◆ Action item ◆
Which lines in the records below contain the word "icon"? Copy each one out.

Records to process START

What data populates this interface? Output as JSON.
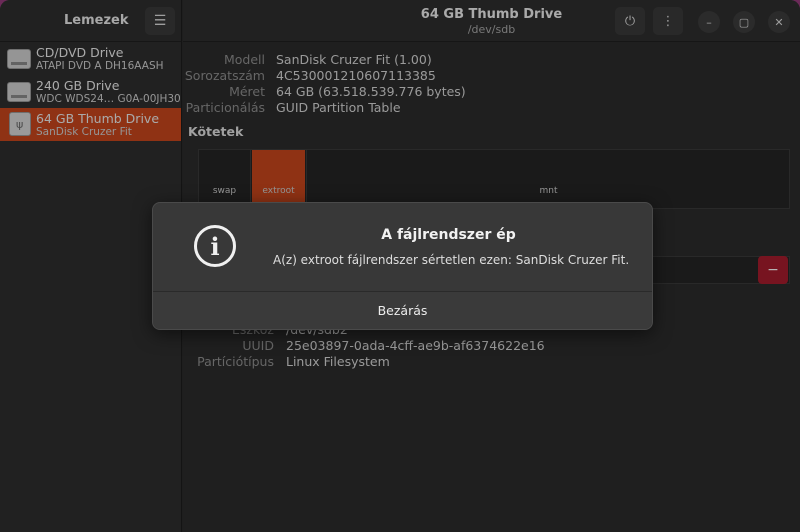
{
  "sidebar": {
    "title": "Lemezek",
    "menu_icon": "hamburger-menu-icon",
    "drives": [
      {
        "name": "CD/DVD Drive",
        "sub": "ATAPI   DVD A   DH16AASH",
        "icon": "optical-drive-icon"
      },
      {
        "name": "240 GB Drive",
        "sub": "WDC WDS24…  G0A-00JH30",
        "icon": "hard-drive-icon"
      },
      {
        "name": "64 GB Thumb Drive",
        "sub": "SanDisk Cruzer Fit",
        "icon": "usb-drive-icon"
      }
    ]
  },
  "header": {
    "title": "64 GB Thumb Drive",
    "subtitle": "/dev/sdb",
    "power_icon": "power-icon",
    "more_icon": "more-vertical-icon",
    "minimize_icon": "minimize-icon",
    "maximize_icon": "maximize-icon",
    "close_icon": "close-icon"
  },
  "info": [
    {
      "label": "Modell",
      "value": "SanDisk Cruzer Fit (1.00)"
    },
    {
      "label": "Sorozatszám",
      "value": "4C530001210607113385"
    },
    {
      "label": "Méret",
      "value": "64 GB (63.518.539.776 bytes)"
    },
    {
      "label": "Particionálás",
      "value": "GUID Partition Table"
    }
  ],
  "volumes_title": "Kötetek",
  "volumes": [
    {
      "name": "swap"
    },
    {
      "name": "extroot"
    },
    {
      "name": "mnt"
    }
  ],
  "delete_button": "−",
  "details": [
    {
      "label": "Eszköz",
      "value": "/dev/sdb2"
    },
    {
      "label": "UUID",
      "value": "25e03897-0ada-4cff-ae9b-af6374622e16"
    },
    {
      "label": "Partíciótípus",
      "value": "Linux Filesystem"
    }
  ],
  "dialog": {
    "icon": "info-icon",
    "title": "A fájlrendszer ép",
    "message": "A(z) extroot fájlrendszer sértetlen ezen: SanDisk Cruzer Fit.",
    "button": "Bezárás"
  },
  "colors": {
    "accent": "#c7461d",
    "danger": "#a51d2d",
    "desktop": "#6b2a58"
  }
}
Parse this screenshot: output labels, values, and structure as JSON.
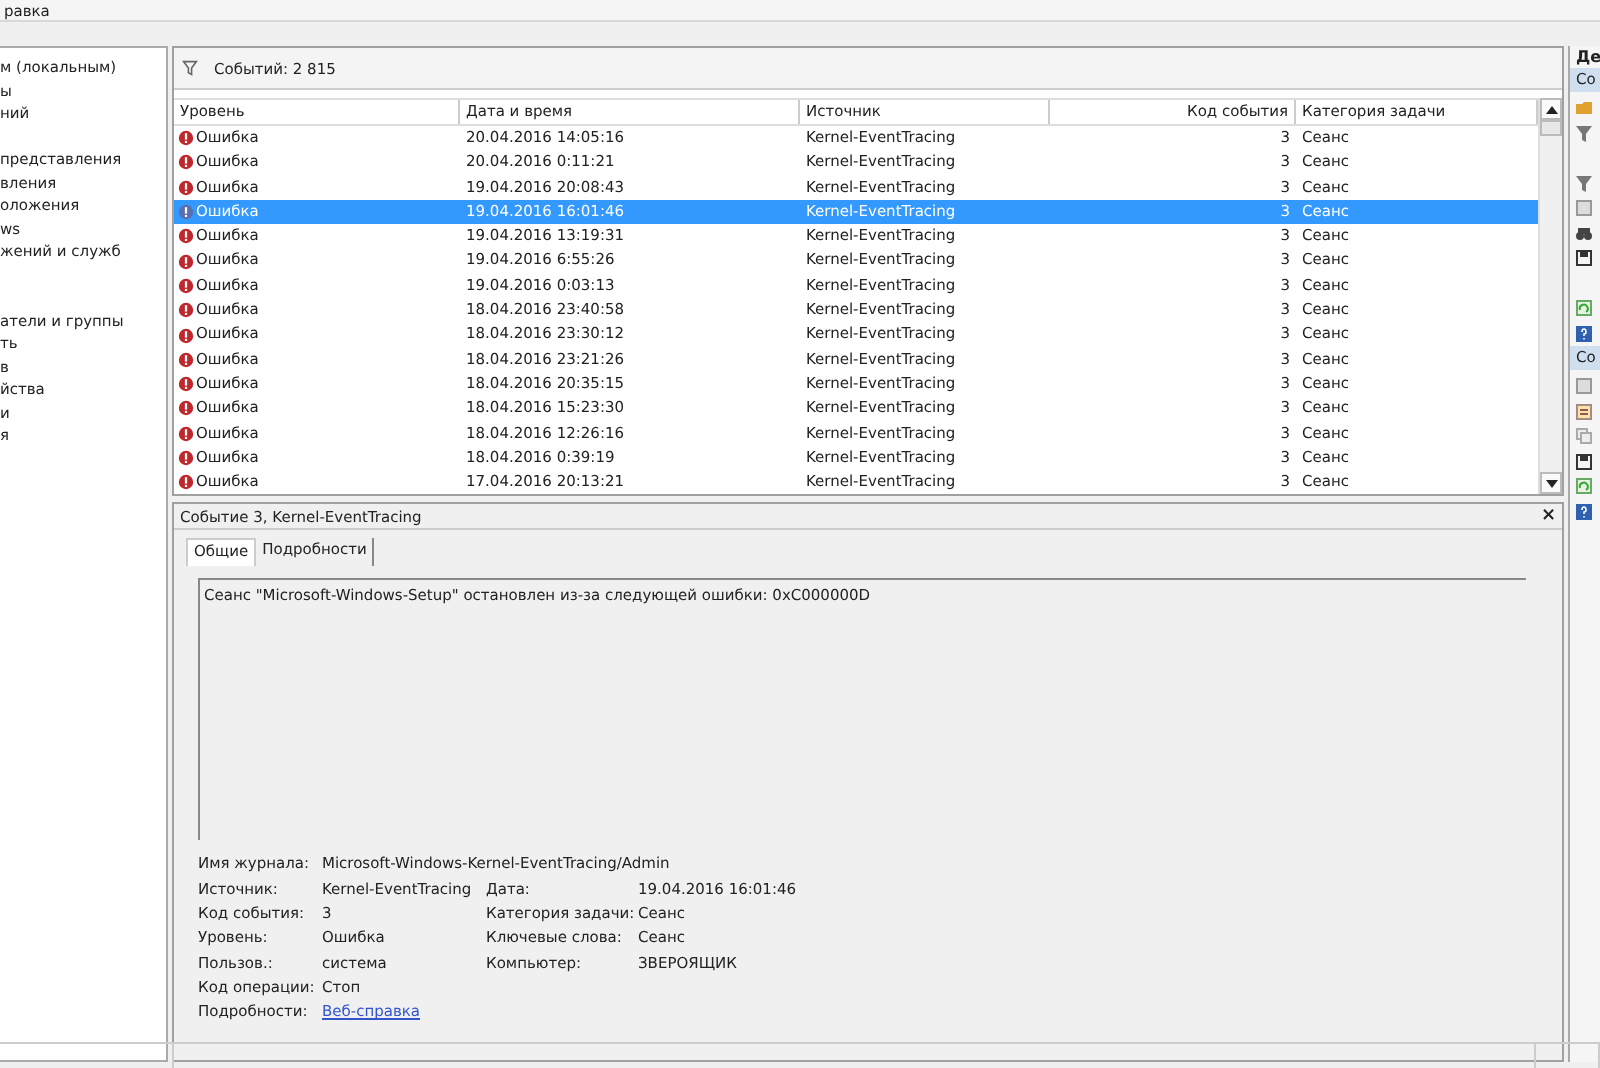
{
  "menu": {
    "items": [
      "равка"
    ]
  },
  "tree": {
    "items": [
      {
        "label": "м (локальным)"
      },
      {
        "label": "ы"
      },
      {
        "label": "ний"
      },
      {
        "label": "представления"
      },
      {
        "label": "вления"
      },
      {
        "label": "оложения"
      },
      {
        "label": "ws"
      },
      {
        "label": "жений и служб"
      },
      {
        "label": "атели и группы"
      },
      {
        "label": "ть"
      },
      {
        "label": "в"
      },
      {
        "label": "йства"
      },
      {
        "label": "и"
      },
      {
        "label": "я"
      }
    ]
  },
  "events": {
    "count": "Событий: 2 815",
    "columns": [
      "Уровень",
      "Дата и время",
      "Источник",
      "Код события",
      "Категория задачи"
    ],
    "rows": [
      {
        "level": "Ошибка",
        "kind": "error",
        "time": "20.04.2016 14:05:16",
        "source": "Kernel-EventTracing",
        "code": "3",
        "category": "Сеанс",
        "selected": false
      },
      {
        "level": "Ошибка",
        "kind": "error",
        "time": "20.04.2016 0:11:21",
        "source": "Kernel-EventTracing",
        "code": "3",
        "category": "Сеанс",
        "selected": false
      },
      {
        "level": "Ошибка",
        "kind": "error",
        "time": "19.04.2016 20:08:43",
        "source": "Kernel-EventTracing",
        "code": "3",
        "category": "Сеанс",
        "selected": false
      },
      {
        "level": "Ошибка",
        "kind": "error",
        "time": "19.04.2016 16:01:46",
        "source": "Kernel-EventTracing",
        "code": "3",
        "category": "Сеанс",
        "selected": true
      },
      {
        "level": "Ошибка",
        "kind": "error",
        "time": "19.04.2016 13:19:31",
        "source": "Kernel-EventTracing",
        "code": "3",
        "category": "Сеанс",
        "selected": false
      },
      {
        "level": "Ошибка",
        "kind": "error",
        "time": "19.04.2016 6:55:26",
        "source": "Kernel-EventTracing",
        "code": "3",
        "category": "Сеанс",
        "selected": false
      },
      {
        "level": "Ошибка",
        "kind": "error",
        "time": "19.04.2016 0:03:13",
        "source": "Kernel-EventTracing",
        "code": "3",
        "category": "Сеанс",
        "selected": false
      },
      {
        "level": "Ошибка",
        "kind": "error",
        "time": "18.04.2016 23:40:58",
        "source": "Kernel-EventTracing",
        "code": "3",
        "category": "Сеанс",
        "selected": false
      },
      {
        "level": "Ошибка",
        "kind": "error",
        "time": "18.04.2016 23:30:12",
        "source": "Kernel-EventTracing",
        "code": "3",
        "category": "Сеанс",
        "selected": false
      },
      {
        "level": "Ошибка",
        "kind": "error",
        "time": "18.04.2016 23:21:26",
        "source": "Kernel-EventTracing",
        "code": "3",
        "category": "Сеанс",
        "selected": false
      },
      {
        "level": "Ошибка",
        "kind": "error",
        "time": "18.04.2016 20:35:15",
        "source": "Kernel-EventTracing",
        "code": "3",
        "category": "Сеанс",
        "selected": false
      },
      {
        "level": "Ошибка",
        "kind": "error",
        "time": "18.04.2016 15:23:30",
        "source": "Kernel-EventTracing",
        "code": "3",
        "category": "Сеанс",
        "selected": false
      },
      {
        "level": "Ошибка",
        "kind": "error",
        "time": "18.04.2016 12:26:16",
        "source": "Kernel-EventTracing",
        "code": "3",
        "category": "Сеанс",
        "selected": false
      },
      {
        "level": "Ошибка",
        "kind": "error",
        "time": "18.04.2016 0:39:19",
        "source": "Kernel-EventTracing",
        "code": "3",
        "category": "Сеанс",
        "selected": false
      },
      {
        "level": "Ошибка",
        "kind": "error",
        "time": "17.04.2016 20:13:21",
        "source": "Kernel-EventTracing",
        "code": "3",
        "category": "Сеанс",
        "selected": false
      }
    ]
  },
  "details": {
    "title": "Событие 3, Kernel-EventTracing",
    "close": "×",
    "tabs": [
      {
        "label": "Общие",
        "selected": true
      },
      {
        "label": "Подробности",
        "selected": false
      }
    ],
    "message": "Сеанс \"Microsoft-Windows-Setup\" остановлен из-за следующей ошибки: 0xC000000D",
    "log_name": {
      "label": "Имя журнала:",
      "value": "Microsoft-Windows-Kernel-EventTracing/Admin"
    },
    "properties": [
      {
        "label": "Источник:",
        "value": "Kernel-EventTracing",
        "label2": "Дата:",
        "value2": "19.04.2016 16:01:46"
      },
      {
        "label": "Код события:",
        "value": "3",
        "label2": "Категория задачи:",
        "value2": "Сеанс"
      },
      {
        "label": "Уровень:",
        "value": "Ошибка",
        "label2": "Ключевые слова:",
        "value2": "Сеанс"
      },
      {
        "label": "Пользов.:",
        "value": "система",
        "label2": "Компьютер:",
        "value2": "ЗВЕРОЯЩИК"
      },
      {
        "label": "Код операции:",
        "value": "Стоп"
      }
    ],
    "more": {
      "label": "Подробности:",
      "link": "Веб-справка"
    }
  },
  "actions": {
    "title": "Де",
    "sections": [
      {
        "header": "Со"
      },
      {
        "header": "Со"
      }
    ]
  }
}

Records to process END

◆ Solution for this problem ◆
    "menu_icon": "hamburger-menu-icon",
        "icon": "optical-drive-icon"
        "icon": "hard-drive-icon"
        "icon": "usb-drive-icon"
    "power_icon": "power-icon",
    "more_icon": "more-vertical-icon",
    "minimize_icon": "minimize-icon",
    "maximize_icon": "maximize-icon",
    "close_icon": "close-icon"
    "icon": "info-icon",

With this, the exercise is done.